Of all the stinging insects, yellow jackets are among the most feared. Even the name gives many people a sense of dread, as these insects are known to be aggressive and invasive. However, while most homeowners do know yellow jackets by name, there is a lot more to know about these stinging, nest-building insects. The following information will help you act more confidently when you encounter them.
Yellow Jackets Are Wasps, Not Bees
Perhaps because they are yellow and black in color, yellow jackets are often confused with or mistaken for bees. They actually belong to the social wasp family, which means they are more closely related to hornets and paper wasps than to bumblebees and honeybees.
Distinguishing between yellow jackets and bees is actually quite simple. Bees of all varieties are covered in tiny hairs. Yellow jackets — and other wasps for that matter — have smooth bodies. The typical yellow jacket is about one half inch long with a slender body and pinched-in waist. Most species of bees have rounder bodies with less-defined waists.
Yellow Jackets Eat Other Insects
Another important distinction between bees and yellow jackets has to do with their diets. Bees collect nectar from flowers and turn it into honey; they are vegetarians. Yellow jackets, in contrast, are omnivores, feeding on both plant and animals foods.
Other insects account for a large portion of the yellow jacket’s diet, especially in the summer. They feed on flies, spiders, and caterpillars. The yellow jacket’s mouth contains powerful digestive enzymes that break the insect flesh down into a nutrient-dense liquid. The adult yellow jacket can then feed this liquefied insect material to young yellow jacket larvae.
Yellow jackets do also have a sweet tooth. They feed on rotten fruit, tree sap, and some flower nectar. For this reason, if you have fruit trees on your property, you should clean up fallen fruits promptly to prevent an invasion of these insects in the fall. Trim your trees in the winter when yellow jackets are inactive. In the summer or fall, sap leaking from the tree may attract them.
Yellow Jackets Sting Readily
You’re wise to be wary of the yellow jacket’s sting. These insects are much more aggressive than bees. If you approach their nest, either knowingly or unknowingly, they will sometimes go after you in an attempt to sting. Once one yellow jacket stings, it releases pheromones — hormone-like scent chemicals — that draw other yellow jackets to the area and provoke them to attack.

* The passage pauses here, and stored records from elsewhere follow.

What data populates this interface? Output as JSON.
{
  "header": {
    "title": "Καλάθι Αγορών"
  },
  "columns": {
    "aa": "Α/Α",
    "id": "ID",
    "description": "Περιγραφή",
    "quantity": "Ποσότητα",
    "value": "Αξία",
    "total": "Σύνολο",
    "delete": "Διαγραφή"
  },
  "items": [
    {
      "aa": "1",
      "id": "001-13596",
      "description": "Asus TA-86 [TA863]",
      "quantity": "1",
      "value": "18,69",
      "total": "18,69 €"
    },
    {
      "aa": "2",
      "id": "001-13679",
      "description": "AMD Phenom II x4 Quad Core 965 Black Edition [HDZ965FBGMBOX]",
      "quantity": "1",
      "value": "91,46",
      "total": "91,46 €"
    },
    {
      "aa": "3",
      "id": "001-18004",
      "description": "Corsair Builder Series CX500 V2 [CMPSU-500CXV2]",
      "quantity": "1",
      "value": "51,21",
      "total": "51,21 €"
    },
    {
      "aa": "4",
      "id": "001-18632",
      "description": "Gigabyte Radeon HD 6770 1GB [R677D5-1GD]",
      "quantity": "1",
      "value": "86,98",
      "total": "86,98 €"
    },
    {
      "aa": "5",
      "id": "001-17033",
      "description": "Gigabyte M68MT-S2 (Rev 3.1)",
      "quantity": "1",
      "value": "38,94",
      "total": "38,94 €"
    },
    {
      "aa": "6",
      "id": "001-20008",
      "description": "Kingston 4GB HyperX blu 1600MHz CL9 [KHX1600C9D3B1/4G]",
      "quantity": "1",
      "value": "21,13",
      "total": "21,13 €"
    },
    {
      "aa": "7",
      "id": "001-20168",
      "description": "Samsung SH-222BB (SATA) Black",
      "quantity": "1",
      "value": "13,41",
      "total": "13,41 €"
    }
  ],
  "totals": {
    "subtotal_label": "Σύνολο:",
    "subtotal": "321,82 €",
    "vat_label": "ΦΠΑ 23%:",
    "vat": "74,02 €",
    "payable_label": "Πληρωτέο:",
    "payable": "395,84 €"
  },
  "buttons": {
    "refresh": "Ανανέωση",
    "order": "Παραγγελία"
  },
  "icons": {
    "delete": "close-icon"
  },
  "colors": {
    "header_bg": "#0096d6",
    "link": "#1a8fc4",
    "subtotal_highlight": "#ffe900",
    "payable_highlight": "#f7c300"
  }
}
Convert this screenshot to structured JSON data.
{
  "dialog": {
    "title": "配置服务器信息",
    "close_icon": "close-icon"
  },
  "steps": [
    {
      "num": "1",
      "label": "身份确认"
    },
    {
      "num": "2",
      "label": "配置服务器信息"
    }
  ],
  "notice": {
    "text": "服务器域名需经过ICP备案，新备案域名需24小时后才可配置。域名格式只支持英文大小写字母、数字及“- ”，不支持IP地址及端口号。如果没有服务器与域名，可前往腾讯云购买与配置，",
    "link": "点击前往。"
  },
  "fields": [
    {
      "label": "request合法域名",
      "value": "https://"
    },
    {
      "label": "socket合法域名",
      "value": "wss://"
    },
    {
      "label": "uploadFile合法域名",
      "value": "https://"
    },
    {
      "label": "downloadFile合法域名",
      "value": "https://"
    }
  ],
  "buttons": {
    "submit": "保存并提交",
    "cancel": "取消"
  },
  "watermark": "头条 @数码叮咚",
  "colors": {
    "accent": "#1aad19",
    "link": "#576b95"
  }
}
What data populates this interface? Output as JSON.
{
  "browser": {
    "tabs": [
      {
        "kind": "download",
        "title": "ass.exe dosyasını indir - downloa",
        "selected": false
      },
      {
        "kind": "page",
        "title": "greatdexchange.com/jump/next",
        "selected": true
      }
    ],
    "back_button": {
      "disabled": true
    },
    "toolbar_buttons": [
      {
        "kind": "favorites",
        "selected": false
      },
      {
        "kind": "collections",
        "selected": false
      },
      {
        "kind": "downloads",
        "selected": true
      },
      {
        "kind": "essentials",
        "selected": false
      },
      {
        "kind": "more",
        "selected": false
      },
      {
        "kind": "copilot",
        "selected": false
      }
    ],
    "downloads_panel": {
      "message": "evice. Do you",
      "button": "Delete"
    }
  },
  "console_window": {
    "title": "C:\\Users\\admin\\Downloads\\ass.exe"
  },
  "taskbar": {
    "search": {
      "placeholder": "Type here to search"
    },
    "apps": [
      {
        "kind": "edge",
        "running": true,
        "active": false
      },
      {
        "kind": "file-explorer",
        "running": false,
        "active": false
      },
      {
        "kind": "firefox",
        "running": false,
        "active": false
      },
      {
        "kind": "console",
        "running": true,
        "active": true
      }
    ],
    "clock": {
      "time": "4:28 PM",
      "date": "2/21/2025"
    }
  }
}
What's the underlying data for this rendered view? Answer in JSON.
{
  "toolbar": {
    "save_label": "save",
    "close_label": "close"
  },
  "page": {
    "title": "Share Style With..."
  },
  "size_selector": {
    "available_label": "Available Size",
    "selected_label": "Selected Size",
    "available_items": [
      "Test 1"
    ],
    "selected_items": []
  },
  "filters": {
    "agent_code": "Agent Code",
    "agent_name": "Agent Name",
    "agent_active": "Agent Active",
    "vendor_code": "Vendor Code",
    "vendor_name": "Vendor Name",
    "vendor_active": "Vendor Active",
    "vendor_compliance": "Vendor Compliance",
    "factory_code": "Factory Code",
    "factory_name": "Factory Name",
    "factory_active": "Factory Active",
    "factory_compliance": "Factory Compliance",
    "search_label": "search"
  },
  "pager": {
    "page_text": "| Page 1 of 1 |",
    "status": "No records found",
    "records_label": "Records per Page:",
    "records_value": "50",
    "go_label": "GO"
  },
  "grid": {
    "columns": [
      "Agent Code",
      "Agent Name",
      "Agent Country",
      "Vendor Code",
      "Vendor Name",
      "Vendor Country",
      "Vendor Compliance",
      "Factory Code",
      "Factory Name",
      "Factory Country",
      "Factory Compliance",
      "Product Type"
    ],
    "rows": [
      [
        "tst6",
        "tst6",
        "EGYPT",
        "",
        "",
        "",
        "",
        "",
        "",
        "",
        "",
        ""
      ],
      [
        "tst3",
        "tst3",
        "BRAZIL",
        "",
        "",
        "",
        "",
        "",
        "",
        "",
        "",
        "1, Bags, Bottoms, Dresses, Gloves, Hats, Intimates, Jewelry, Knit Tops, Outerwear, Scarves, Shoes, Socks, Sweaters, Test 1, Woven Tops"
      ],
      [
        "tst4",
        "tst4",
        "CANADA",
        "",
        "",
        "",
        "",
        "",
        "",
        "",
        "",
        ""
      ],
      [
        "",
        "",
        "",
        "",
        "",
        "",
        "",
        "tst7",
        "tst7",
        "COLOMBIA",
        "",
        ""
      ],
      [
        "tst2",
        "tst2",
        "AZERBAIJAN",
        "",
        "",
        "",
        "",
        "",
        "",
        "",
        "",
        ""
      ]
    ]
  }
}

If you come across a yellow jacket or a yellow jacket nest, the best thing to do is stay calm and quiet, and back away slowly. Do not try to swat at the insects, as this may make them respond more aggressively. Unlike bees, which usually lose their stingers and die after stinging a human, yellow jackets can sting again and again.
Most people experience redness, swelling, and pain after being stung by a yellow jacket. Care for a sting by washing the site with soap and water, holding an ice pack against it, and then applying a topical antihistamine product. You can also take an oral antihistamine, like diphenhydramine, if needed.
If you are allergic to stinging insects, you are probably allergic to yellow jackets and should seek emergency care as soon as you are stung. Also call 911 if you or someone you are with experiences shortness of breath, hives, swelling of the throat or tongue, or confusion after being stung — these are signs of a serious allergic reaction.
Yellow Jackets Like to Nest in Attics and Wall Voids
There are several major species of yellow jackets in the U.S., including the eastern yellow jacket, western yellow jacket, and German yellow jacket. Some species, including the eastern and western yellow jacket, prefer to build their nests in the ground. The German yellow jacket, however, is known for building nests in houses and has become quite a nuisance since introduced to the U.S. from Europe.
German yellow jackets use saliva and wood fibers to build their nests in attics, crawlspaces, and wall voids. Unlike many other yellow jacket species, they do not abandon their nests each year. Rather, they keep adding on to their nests, year after year, so the nests can become remarkably large.
Often, since a yellow jacket nest is hidden within a wall void or crevice, you will only be able to see a small portion of the nest. Do not attempt to poke around and deduce how large the nest may be; this is a good way to get stung.
Most nests have multiple entry points, and a pest control professional can locate and treat each one, ensuring the pests are fully eliminated. They will often treat the nest at night, as this is when the insects are less active.
If yellow jackets are nesting in your walls, do not assume winter will kill them off. They are less aggressive in the winter, but you should still have a professional apply insecticides to the nest.
Now that you know a bit more about yellow jackets, you’ll know what to do next time you come across a nest. Contact the experts at Chem-Wise Ecological Pest Management if you discover a nest on your property. We’re equipped to deal with yellow jackets, wasps, and other stinging insects.